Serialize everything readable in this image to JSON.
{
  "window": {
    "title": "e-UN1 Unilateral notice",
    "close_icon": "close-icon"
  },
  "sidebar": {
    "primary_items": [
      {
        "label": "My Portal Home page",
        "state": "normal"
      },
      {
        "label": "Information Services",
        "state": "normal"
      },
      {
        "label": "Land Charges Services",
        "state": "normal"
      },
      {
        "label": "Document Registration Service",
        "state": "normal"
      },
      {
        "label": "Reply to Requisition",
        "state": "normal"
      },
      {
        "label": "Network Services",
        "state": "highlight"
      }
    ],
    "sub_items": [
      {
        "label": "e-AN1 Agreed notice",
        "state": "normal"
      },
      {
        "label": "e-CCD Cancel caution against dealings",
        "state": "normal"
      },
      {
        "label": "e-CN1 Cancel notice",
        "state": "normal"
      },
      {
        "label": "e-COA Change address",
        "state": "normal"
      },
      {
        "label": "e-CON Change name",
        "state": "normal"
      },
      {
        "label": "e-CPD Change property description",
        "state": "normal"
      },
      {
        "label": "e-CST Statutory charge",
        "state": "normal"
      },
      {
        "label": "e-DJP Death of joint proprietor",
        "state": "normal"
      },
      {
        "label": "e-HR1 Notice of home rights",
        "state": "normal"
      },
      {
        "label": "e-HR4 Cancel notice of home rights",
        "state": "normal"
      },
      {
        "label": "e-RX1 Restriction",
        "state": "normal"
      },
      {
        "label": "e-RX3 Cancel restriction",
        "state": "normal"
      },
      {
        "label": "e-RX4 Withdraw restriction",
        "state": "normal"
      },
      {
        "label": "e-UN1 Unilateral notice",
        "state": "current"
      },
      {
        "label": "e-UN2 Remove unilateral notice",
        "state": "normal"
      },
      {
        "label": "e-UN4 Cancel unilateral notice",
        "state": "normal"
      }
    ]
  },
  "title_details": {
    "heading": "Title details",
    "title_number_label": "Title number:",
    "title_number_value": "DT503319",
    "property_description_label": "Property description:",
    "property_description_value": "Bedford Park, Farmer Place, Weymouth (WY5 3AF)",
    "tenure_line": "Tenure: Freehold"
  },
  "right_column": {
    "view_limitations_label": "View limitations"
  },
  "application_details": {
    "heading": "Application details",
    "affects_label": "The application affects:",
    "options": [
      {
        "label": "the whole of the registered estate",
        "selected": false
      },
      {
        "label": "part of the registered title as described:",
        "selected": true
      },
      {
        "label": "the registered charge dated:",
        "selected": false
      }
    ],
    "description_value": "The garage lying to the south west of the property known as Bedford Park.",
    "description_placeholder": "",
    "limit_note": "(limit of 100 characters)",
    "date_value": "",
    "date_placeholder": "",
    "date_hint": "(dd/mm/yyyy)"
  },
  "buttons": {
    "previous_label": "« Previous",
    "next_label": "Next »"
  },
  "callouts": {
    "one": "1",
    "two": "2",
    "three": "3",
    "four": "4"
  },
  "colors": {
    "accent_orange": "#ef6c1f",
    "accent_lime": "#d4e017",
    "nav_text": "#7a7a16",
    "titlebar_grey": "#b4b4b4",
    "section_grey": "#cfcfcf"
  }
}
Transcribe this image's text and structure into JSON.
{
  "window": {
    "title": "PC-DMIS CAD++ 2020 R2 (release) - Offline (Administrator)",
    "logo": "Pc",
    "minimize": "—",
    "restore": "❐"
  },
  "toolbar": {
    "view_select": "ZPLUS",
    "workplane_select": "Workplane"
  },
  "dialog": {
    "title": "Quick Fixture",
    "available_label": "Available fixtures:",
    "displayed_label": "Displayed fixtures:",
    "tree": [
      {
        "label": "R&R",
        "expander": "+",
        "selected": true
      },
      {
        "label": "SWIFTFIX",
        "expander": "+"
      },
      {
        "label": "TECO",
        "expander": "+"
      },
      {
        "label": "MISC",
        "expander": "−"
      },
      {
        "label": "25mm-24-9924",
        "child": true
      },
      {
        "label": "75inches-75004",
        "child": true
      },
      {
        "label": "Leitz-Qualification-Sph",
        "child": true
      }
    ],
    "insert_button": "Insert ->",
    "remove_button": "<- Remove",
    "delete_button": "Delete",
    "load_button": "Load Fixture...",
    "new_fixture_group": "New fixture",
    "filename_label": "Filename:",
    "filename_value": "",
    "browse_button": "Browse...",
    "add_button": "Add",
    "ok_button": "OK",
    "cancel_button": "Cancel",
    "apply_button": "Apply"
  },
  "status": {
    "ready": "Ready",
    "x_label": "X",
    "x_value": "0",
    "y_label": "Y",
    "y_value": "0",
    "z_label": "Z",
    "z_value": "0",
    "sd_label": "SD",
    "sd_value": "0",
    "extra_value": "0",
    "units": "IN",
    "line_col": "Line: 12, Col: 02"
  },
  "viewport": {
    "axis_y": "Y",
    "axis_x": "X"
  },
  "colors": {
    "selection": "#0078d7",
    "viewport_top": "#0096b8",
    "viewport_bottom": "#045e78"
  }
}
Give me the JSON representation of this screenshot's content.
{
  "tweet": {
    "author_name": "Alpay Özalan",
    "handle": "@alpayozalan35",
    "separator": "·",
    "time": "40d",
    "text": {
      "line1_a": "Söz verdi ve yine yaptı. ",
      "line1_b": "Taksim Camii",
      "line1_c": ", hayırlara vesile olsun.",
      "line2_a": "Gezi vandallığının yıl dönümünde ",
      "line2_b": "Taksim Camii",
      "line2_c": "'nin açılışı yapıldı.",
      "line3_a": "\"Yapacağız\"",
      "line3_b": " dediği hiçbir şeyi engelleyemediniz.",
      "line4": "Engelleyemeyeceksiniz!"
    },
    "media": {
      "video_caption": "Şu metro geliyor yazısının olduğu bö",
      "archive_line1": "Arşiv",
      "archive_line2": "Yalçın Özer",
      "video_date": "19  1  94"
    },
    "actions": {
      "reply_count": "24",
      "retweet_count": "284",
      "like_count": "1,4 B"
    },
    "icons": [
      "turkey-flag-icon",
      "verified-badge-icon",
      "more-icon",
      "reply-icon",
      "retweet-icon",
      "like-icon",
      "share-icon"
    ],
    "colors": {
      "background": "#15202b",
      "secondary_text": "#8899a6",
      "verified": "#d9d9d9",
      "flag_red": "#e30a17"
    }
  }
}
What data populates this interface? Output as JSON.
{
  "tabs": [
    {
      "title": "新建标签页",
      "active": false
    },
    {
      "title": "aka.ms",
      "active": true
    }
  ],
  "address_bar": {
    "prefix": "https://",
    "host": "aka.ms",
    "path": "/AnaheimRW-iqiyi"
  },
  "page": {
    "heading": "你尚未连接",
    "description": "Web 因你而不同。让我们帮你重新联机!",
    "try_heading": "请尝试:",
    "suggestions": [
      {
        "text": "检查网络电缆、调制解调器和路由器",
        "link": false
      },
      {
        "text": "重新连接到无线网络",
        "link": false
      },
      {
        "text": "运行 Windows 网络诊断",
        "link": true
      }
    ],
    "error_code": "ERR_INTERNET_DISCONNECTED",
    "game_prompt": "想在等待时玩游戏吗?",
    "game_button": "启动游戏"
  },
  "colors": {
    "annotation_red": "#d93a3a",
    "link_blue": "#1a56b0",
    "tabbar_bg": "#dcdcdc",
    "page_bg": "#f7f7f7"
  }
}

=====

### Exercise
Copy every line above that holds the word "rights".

### Problem solution
        "label": "e-HR1 Notice of home rights",
        "label": "e-HR4 Cancel notice of home rights",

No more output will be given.